Romney: A Reckoning by McKay Coppins:
On December 19, Trump abruptly announced on Twitter—without consulting advisers or military leaders—that he was withdrawing two thousand U.S. troops from Syria. The move meant ceding crucial territory to Russia, abandoning allies, and imperiling Syria’s ethnic Kurds, who’d fought loyally alongside America for years to defeat the Islamic State. The next day, Defense Secretary James Mattis resigned, saying he no longer felt he could implement the president’s policies. Mattis, a retired four-star general, had been the quintessential adult in the room—a widely respected figure on whom official Washington had pinned its hopes for staving off an international crisis. Now he was ejecting from the figurative cockpit—and Trump was fully at the controls.
The turbulence wasn’t restricted to foreign affairs. The same day Mattis resigned, Trump petulantly declared that he would not sign any bill that continued to fund the federal government unless it included at least $5 billion for a border wall. If Senate Democrats didn’t acquiesce, he warned on Twitter, “There will be a shutdown that will last for a very long time.”

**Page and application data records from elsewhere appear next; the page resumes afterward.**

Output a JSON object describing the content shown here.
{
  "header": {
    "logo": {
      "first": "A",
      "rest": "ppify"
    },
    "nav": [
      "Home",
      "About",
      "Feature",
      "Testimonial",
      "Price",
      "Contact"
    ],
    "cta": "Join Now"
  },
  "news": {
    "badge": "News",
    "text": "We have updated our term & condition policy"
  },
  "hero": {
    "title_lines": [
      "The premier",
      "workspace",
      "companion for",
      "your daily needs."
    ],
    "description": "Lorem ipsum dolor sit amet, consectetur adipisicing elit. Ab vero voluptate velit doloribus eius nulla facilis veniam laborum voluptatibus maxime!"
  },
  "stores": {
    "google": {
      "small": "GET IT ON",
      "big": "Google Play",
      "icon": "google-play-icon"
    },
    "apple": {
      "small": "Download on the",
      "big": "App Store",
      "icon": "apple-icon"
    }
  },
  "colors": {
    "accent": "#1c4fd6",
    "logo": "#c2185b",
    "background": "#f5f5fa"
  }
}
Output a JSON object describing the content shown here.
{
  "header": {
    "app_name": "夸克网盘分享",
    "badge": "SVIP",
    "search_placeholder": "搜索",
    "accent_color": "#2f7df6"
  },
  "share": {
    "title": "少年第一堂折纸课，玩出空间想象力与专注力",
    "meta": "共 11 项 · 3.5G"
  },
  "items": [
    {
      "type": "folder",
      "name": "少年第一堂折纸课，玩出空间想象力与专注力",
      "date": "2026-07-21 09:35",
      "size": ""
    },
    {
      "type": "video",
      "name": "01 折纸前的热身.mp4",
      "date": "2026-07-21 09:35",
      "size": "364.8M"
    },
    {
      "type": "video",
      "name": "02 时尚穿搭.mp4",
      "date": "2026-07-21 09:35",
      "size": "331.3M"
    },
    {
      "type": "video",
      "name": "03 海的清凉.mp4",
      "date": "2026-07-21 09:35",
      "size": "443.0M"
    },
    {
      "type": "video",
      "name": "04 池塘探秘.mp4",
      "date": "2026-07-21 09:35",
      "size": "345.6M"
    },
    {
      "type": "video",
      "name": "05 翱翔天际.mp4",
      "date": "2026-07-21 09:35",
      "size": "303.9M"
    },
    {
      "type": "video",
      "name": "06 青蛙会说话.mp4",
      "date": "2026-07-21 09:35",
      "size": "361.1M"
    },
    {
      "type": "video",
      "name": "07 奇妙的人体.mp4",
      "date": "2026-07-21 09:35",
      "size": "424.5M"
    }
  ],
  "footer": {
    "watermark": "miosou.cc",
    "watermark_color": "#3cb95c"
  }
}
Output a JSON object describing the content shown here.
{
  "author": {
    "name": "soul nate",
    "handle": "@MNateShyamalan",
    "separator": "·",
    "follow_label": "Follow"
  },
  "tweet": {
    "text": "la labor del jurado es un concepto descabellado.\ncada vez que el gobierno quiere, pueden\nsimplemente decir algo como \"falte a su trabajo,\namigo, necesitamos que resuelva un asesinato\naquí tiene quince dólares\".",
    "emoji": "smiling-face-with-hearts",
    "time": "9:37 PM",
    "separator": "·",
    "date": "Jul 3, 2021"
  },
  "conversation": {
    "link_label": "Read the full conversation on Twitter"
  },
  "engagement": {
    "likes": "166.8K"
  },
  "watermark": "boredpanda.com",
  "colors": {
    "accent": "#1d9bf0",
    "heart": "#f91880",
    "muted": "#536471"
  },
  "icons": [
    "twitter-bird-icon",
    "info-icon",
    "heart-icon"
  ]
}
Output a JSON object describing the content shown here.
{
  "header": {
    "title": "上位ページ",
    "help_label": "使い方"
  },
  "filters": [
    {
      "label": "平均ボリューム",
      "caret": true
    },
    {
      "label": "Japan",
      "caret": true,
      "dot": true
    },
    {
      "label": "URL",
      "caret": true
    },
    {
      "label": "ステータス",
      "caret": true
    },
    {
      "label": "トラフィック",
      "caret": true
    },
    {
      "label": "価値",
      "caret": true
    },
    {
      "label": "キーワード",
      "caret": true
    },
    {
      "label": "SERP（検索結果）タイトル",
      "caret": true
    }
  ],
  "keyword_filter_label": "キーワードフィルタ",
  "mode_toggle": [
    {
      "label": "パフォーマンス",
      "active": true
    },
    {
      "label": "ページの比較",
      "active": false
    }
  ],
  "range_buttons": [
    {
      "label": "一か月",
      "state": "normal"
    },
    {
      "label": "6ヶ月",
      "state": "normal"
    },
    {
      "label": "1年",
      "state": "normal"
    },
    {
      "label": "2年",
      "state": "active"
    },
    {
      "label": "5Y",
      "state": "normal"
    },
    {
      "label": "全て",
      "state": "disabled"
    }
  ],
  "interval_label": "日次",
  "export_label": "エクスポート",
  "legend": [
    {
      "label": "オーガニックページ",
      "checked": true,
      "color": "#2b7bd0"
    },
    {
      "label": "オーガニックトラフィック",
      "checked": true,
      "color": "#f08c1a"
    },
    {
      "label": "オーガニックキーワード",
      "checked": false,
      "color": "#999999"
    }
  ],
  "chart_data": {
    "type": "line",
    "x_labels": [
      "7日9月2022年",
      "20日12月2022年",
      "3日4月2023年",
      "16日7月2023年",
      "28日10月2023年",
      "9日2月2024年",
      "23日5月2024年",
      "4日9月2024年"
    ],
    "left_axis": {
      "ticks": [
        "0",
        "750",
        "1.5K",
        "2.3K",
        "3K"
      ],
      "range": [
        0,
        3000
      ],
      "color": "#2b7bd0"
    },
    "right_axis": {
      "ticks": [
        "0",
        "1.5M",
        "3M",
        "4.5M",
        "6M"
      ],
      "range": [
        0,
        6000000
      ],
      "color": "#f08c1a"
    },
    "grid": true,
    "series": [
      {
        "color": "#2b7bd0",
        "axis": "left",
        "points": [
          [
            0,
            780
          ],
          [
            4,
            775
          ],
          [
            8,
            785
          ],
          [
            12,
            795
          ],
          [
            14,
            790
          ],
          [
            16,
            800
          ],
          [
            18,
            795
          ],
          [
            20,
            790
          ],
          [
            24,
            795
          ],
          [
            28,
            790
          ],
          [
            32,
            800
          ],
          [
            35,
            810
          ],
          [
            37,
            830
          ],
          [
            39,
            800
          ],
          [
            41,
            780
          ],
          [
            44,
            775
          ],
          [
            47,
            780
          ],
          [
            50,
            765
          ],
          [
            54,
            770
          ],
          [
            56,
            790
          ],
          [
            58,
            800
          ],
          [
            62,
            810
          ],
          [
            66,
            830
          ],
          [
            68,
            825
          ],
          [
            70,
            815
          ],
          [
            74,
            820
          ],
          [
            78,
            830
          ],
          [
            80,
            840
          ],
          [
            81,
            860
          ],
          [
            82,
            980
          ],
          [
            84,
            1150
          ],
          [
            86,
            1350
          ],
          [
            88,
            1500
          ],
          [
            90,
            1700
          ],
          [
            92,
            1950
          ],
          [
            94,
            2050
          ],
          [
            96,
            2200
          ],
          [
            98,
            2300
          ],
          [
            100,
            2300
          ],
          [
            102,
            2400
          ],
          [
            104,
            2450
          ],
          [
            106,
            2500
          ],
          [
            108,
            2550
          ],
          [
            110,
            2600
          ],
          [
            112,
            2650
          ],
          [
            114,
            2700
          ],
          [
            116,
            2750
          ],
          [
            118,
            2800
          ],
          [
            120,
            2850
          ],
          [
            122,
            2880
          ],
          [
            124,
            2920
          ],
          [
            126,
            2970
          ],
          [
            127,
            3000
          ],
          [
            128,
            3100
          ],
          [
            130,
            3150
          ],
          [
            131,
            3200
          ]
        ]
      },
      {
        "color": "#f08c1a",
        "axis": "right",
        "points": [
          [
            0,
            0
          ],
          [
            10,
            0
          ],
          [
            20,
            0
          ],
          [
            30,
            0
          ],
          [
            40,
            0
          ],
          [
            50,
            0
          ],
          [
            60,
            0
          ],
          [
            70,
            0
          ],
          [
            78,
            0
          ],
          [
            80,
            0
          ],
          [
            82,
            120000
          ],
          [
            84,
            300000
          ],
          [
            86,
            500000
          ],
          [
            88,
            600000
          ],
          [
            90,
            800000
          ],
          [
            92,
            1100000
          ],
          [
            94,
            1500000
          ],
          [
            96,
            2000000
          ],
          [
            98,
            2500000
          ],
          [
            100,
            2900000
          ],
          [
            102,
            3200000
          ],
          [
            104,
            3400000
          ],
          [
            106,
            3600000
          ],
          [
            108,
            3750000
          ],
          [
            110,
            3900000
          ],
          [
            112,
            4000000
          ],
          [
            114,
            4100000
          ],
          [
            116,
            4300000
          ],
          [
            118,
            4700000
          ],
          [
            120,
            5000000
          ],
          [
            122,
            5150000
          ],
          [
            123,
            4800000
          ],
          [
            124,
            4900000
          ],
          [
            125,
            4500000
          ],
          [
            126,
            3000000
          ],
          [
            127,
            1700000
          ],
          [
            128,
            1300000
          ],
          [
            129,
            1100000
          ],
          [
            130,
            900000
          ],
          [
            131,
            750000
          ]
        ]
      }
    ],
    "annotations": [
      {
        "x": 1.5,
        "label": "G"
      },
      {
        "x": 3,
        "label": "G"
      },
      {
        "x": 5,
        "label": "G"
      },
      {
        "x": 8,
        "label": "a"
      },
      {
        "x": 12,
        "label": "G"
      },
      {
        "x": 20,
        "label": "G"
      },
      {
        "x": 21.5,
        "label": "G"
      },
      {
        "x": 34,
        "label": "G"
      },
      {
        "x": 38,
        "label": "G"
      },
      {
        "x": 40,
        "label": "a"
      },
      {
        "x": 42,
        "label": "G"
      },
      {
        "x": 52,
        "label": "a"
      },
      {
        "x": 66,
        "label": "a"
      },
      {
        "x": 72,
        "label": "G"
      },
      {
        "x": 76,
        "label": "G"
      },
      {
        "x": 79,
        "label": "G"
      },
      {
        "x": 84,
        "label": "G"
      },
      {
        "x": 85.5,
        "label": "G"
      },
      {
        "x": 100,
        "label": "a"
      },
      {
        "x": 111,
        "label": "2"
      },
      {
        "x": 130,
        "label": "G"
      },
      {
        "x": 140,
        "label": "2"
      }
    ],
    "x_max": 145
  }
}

Two days later, the federal government ran out of money and ground to a halt, sending thousands of workers home without paychecks just before the holiday.